KALAMAZOO--An expert on the relationships between globalization and social movements will be the featured speaker during Western Michigan University's 2011 Whitney Young Scholars Award Celebration at noon Thursday, March 31.

Dr. Jackie Smith will present "Social Movements for Democracy: Global, National and Local" on campus in Room 4020 of the Health and Human Services Building. Smith is an associate professor of sociology and peace studies at the Kroc Institute for International Peace Studies at the University of Notre Dame.

Whitney Young Scholars lecture
Thursday, March 31

Later the same afternoon, Eric Byler, an award-winning director of documentaries, will speak on "We The People: Social Networking, New Media and Inclusive Democracy" at 4 p.m. in 1028 Brown Hall. In addition, one of Byler's films will be shown Wednesday, March 30.

This year's young scholars celebration events are free, open to the public, and being sponsored by WMU's School of Social Work and Lewis Walker Institute for Race and Ethnic Relations.

Jackie Smith is known for her research on the transnational dimensions of social movements, which explores how global economic and political integration influence the ways people engage in politics. Most recently, her work has focused on transnational social movements for global economic justice, and the World Social Forum process in particular.

She is author of "Social Movements for Global Democracy," published in 2008, and coauthored 2007's "Global Democracy and the World Social Forums" as well as a forthcoming book on transnational organizations and global change.

Smith also has co-edited five books on transnational activism, including "Coalitions Across Borders: Transnational Protest and the Neoliberal Order" (2005), "Globalization and Resistance: Transnational Dimensions of Social Movements" (2002), and "Transnational Social Movements and Global Politics: Solidarity Beyond the State" (1997). In addition, she has written or co-written more than 45 articles and book chapters.

Eric Byler, the second March 31 speaker, is a Chinese-American writer-director and founder of Coffee Party USA, a grassroots, nonpartisan organization that charges participants to "Wake up and Stand Up." The party is using Facebook, YouTube and other social media to promote what it calls responsible, informed and involved political discourse and civic participation that is based on problem-solving, factual information and democratic principles.
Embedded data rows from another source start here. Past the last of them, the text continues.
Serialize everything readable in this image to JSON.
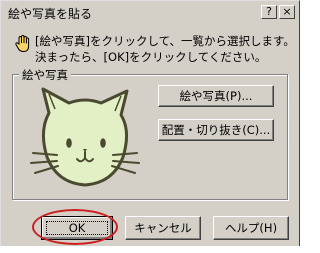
{
  "window": {
    "title": "絵や写真を貼る",
    "close_glyph": "×",
    "help_glyph": "?"
  },
  "instructions": {
    "line1": "[絵や写真]をクリックして、一覧から選択します。",
    "line2": "決まったら、[OK]をクリックしてください。"
  },
  "group": {
    "label": "絵や写真",
    "picture_button": "絵や写真(P)...",
    "layout_button": "配置・切り抜き(C)..."
  },
  "buttons": {
    "ok": "OK",
    "cancel": "キャンセル",
    "help": "ヘルプ(H)"
  },
  "colors": {
    "dialog_bg": "#d4d0c8",
    "cat_fill": "#e3f0c6",
    "highlight_ellipse": "#cc1f1f"
  }
}
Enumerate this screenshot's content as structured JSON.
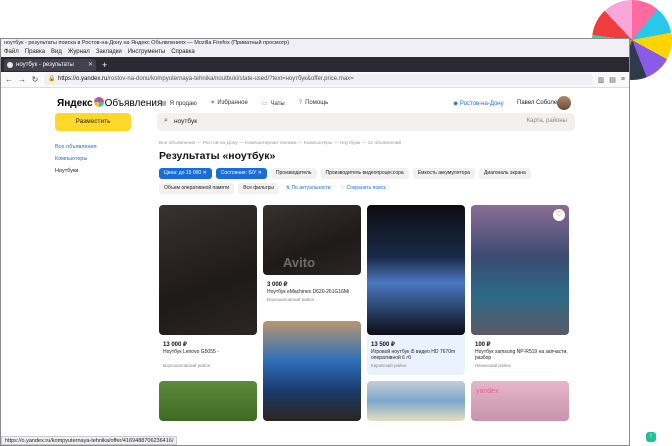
{
  "window": {
    "title": "ноутбук - результаты поиска в Ростов-на-Дону на Яндекс Объявлениях — Mozilla Firefox (Приватный просмотр)",
    "menu": [
      "Файл",
      "Правка",
      "Вид",
      "Журнал",
      "Закладки",
      "Инструменты",
      "Справка"
    ],
    "tab_label": "ноутбук - результаты",
    "url_host": "https://o.yandex.ru",
    "url_path": "/rostov-na-donu/kompyuternaya-tehnika/noutbuki/state-used/?text=ноутбук&offer.price.max="
  },
  "header": {
    "logo_a": "Яндекс",
    "logo_b": "Объявления",
    "links": [
      "Я продаю",
      "Избранное",
      "Чаты",
      "Помощь"
    ],
    "city": "Ростов-на-Дону",
    "user": "Павел Соболев"
  },
  "post_button": "Разместить",
  "search": {
    "query": "ноутбук",
    "location_placeholder": "Карта, районы"
  },
  "sidebar": {
    "all": "Все объявления",
    "computers": "Компьютеры",
    "notebooks": "Ноутбуки"
  },
  "breadcrumbs": "Все объявления — Ростов-на-Дону — Компьютерная техника — Компьютеры — Ноутбуки — 12 объявлений",
  "page_title": "Результаты «ноутбук»",
  "filters": {
    "price": "Цена: до 15 000 ✕",
    "state": "Состояние: Б/У ✕",
    "maker": "Производитель",
    "cpu": "Производитель видеопроцессора",
    "battery": "Емкость аккумулятора",
    "screen": "Диагональ экрана",
    "ram": "Объем оперативной памяти",
    "all": "Все фильтры",
    "sort": "По актуальности",
    "save": "Сохранить поиск"
  },
  "cards": [
    {
      "price": "13 000 ₽",
      "title": "Ноутбук Lenovo G5055 -",
      "place": "Ворошиловский район"
    },
    {
      "price": "3 000 ₽",
      "title": "Ноутбук eMachines D620-261G16Mi",
      "place": "Ворошиловский район"
    },
    {
      "price": "13 500 ₽",
      "title": "Игровой ноутбук i5 видео HD 7670m оперативной 6 гб",
      "place": "Кировский район"
    },
    {
      "price": "100 ₽",
      "title": "Ноутбук samsung NP-R519 на запчасти, разбор",
      "place": "Ленинский район"
    }
  ],
  "status_url": "https://o.yandex.ru/kompyuternaya-tehnika/offer/4169488706236416/",
  "watermark": "yandex"
}
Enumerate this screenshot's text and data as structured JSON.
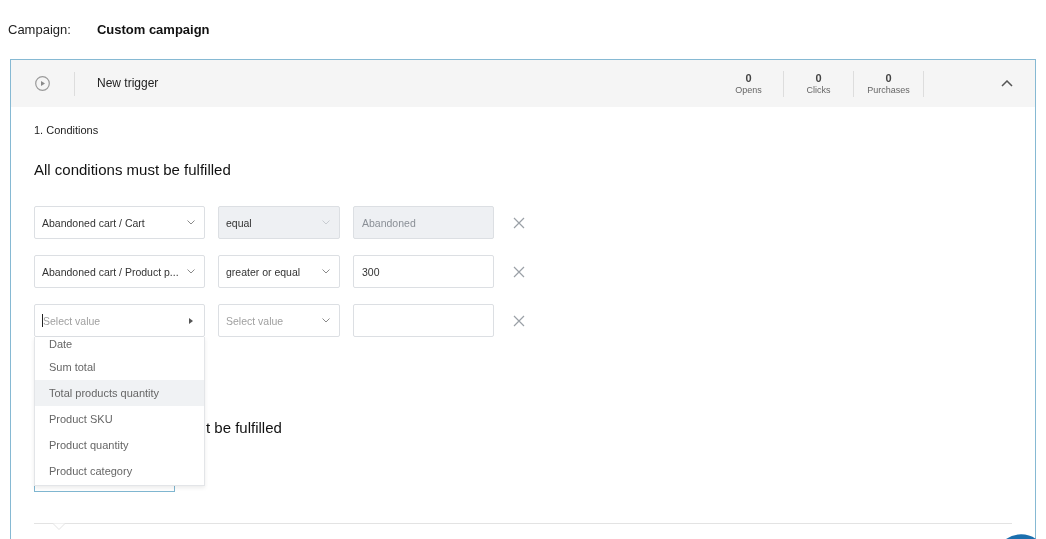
{
  "campaign": {
    "label": "Campaign:",
    "name": "Custom campaign"
  },
  "trigger": {
    "title": "New trigger",
    "expanded": true,
    "stats": [
      {
        "value": "0",
        "label": "Opens"
      },
      {
        "value": "0",
        "label": "Clicks"
      },
      {
        "value": "0",
        "label": "Purchases"
      }
    ]
  },
  "section_title": "1. Conditions",
  "groups": [
    {
      "heading": "All conditions must be fulfilled",
      "rows": [
        {
          "attribute": {
            "value": "Abandoned cart / Cart",
            "disabled": false,
            "expanded": false,
            "focused": false
          },
          "operator": {
            "value": "equal",
            "disabled": true
          },
          "input": {
            "value": "Abandoned",
            "disabled": true
          }
        },
        {
          "attribute": {
            "value": "Abandoned cart / Product p...",
            "disabled": false,
            "expanded": false,
            "focused": false
          },
          "operator": {
            "value": "greater or equal",
            "disabled": false
          },
          "input": {
            "value": "300",
            "disabled": false
          }
        },
        {
          "attribute": {
            "placeholder": "Select value",
            "disabled": false,
            "expanded": true,
            "focused": true,
            "options": [
              {
                "label": "Date",
                "selected": false
              },
              {
                "label": "Sum total",
                "selected": false
              },
              {
                "label": "Total products quantity",
                "selected": true
              },
              {
                "label": "Product SKU",
                "selected": false
              },
              {
                "label": "Product quantity",
                "selected": false
              },
              {
                "label": "Product category",
                "selected": false
              }
            ]
          },
          "operator": {
            "placeholder": "Select value",
            "disabled": false
          },
          "input": {
            "disabled": false
          }
        }
      ]
    },
    {
      "heading": "t be fulfilled"
    }
  ]
}
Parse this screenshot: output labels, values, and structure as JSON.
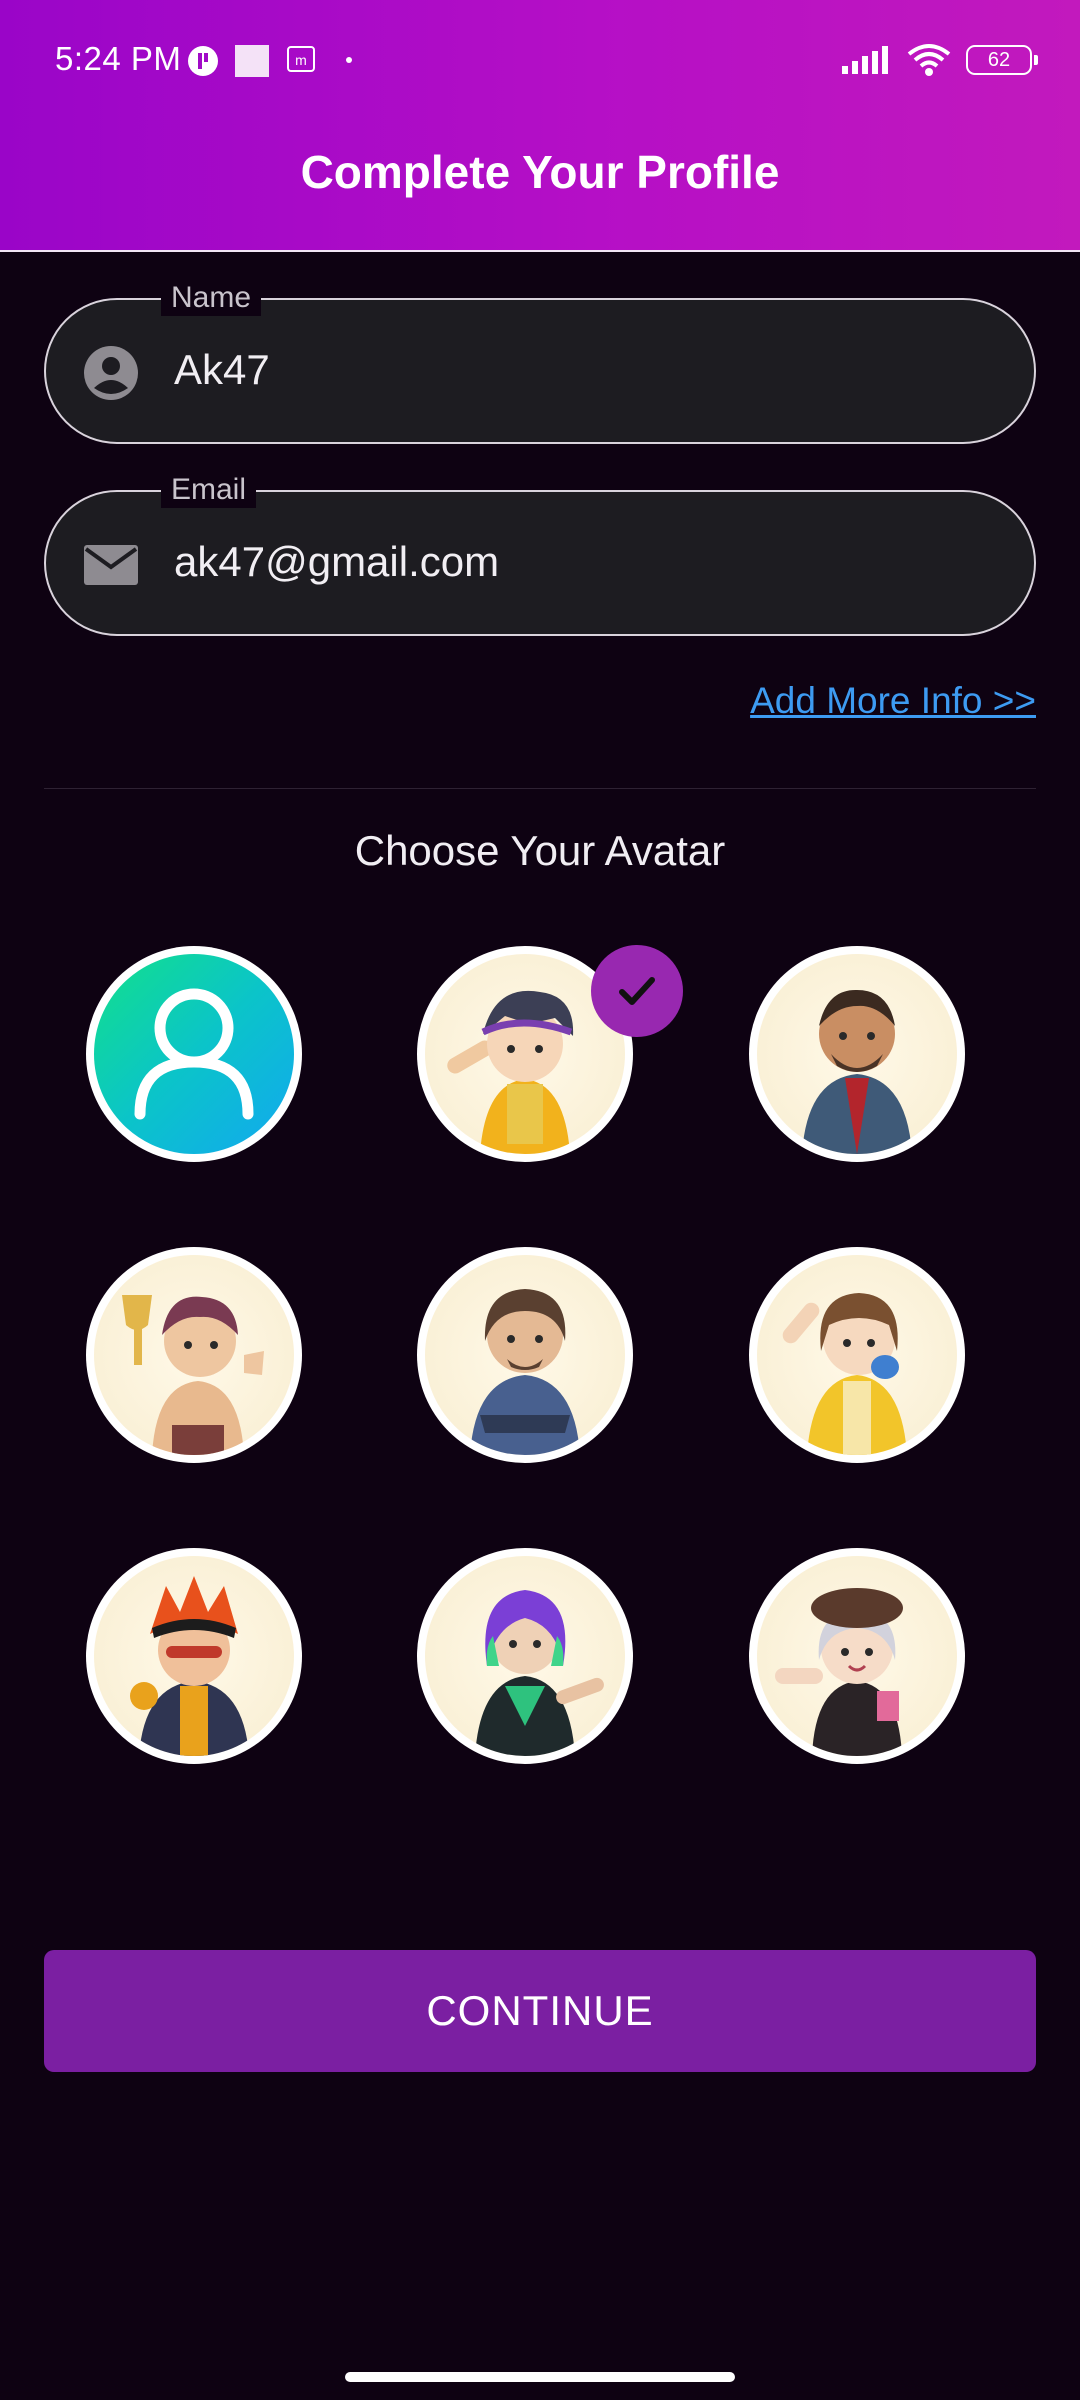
{
  "status_bar": {
    "time": "5:24 PM",
    "battery": "62"
  },
  "header": {
    "title": "Complete Your Profile"
  },
  "form": {
    "name": {
      "label": "Name",
      "value": "Ak47"
    },
    "email": {
      "label": "Email",
      "value": "ak47@gmail.com"
    }
  },
  "add_more_link": "Add More Info >>",
  "avatar_section": {
    "title": "Choose Your Avatar",
    "selected_index": 1
  },
  "continue_button": "CONTINUE",
  "colors": {
    "header_start": "#9a05c8",
    "header_end": "#c219bd",
    "accent": "#7b1fa2",
    "link": "#3d9bf2",
    "background": "#0e0212"
  }
}
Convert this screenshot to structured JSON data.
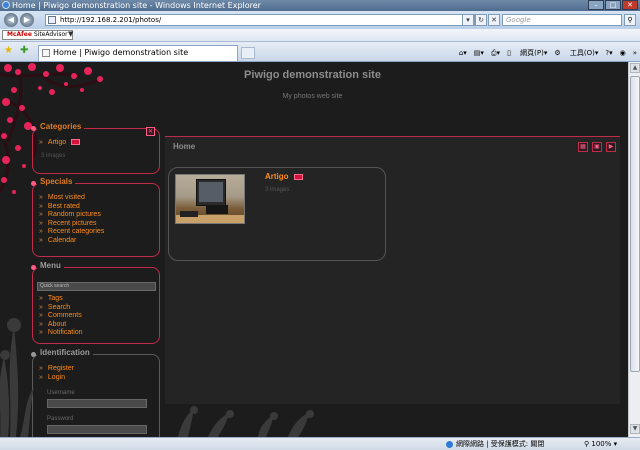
{
  "window": {
    "title": "Home | Piwigo demonstration site - Windows Internet Explorer"
  },
  "toolbar": {
    "url": "http://192.168.2.201/photos/",
    "search_placeholder": "Google",
    "mcafee_label": "SiteAdvisor",
    "mcafee_brand": "McAfee",
    "tab_title": "Home | Piwigo demonstration site",
    "page_menu": "網頁(P)",
    "tools_menu": "工具(O)"
  },
  "site": {
    "title": "Piwigo demonstration site",
    "subtitle": "My photos web site"
  },
  "sidebar": {
    "categories": {
      "title": "Categories",
      "items": [
        {
          "label": "Artigo"
        }
      ],
      "count": "3 images"
    },
    "specials": {
      "title": "Specials",
      "items": [
        {
          "label": "Most visited"
        },
        {
          "label": "Best rated"
        },
        {
          "label": "Random pictures"
        },
        {
          "label": "Recent pictures"
        },
        {
          "label": "Recent categories"
        },
        {
          "label": "Calendar"
        }
      ]
    },
    "menu": {
      "title": "Menu",
      "quick_search": "Quick search",
      "items": [
        {
          "label": "Tags"
        },
        {
          "label": "Search"
        },
        {
          "label": "Comments"
        },
        {
          "label": "About"
        },
        {
          "label": "Notification"
        }
      ]
    },
    "identification": {
      "title": "Identification",
      "items": [
        {
          "label": "Register"
        },
        {
          "label": "Login"
        }
      ],
      "username_label": "Username",
      "password_label": "Password"
    }
  },
  "content": {
    "breadcrumb": "Home",
    "album": {
      "name": "Artigo",
      "count": "3 images"
    }
  },
  "statusbar": {
    "zone": "網際網路 | 受保護模式: 關閉",
    "zoom": "100%"
  },
  "colors": {
    "accent": "#c22a4a",
    "link": "#ff8c1a",
    "background": "#1c1c1c"
  }
}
Most recently, Byler and Annabel Park co-produced the documentary "9500 Liberty," which scrutinizes an immigration policy adopted by Prince William County, Va. That county became ground zero in America's explosive battle over immigration policy when elected officials adopted a law requiring police officers to question anyone they have "probable cause" to suspect is an undocumented immigrant.

Whitney Young Scholars film presentation
Wednesday, March 30

"9500 Liberty" will be shown at 10 a.m. in Room 2010 of the Health and Human Services Building. The film includes a behind-the-scenes portrayal of Park and Byler's challenge with citizen journalism and civic duty in the midst of a divisive culture war.

The Whitney Young Scholars Award is named for Whitney Young Jr., an internationally known social worker, civil rights leader and director of the Urban League who spoke at the dedication of WMU's School of Social Work in 1968.

The award recognizes one undergraduate and one graduate social work student whose service and scholarship fit the ideals Young represented. This year's recipients will be announced during the March 31 award celebration.

For more information about the 2011 Whitney Young Scholars Award Celebration events, contact Don Cooney at or (269) 387-3190.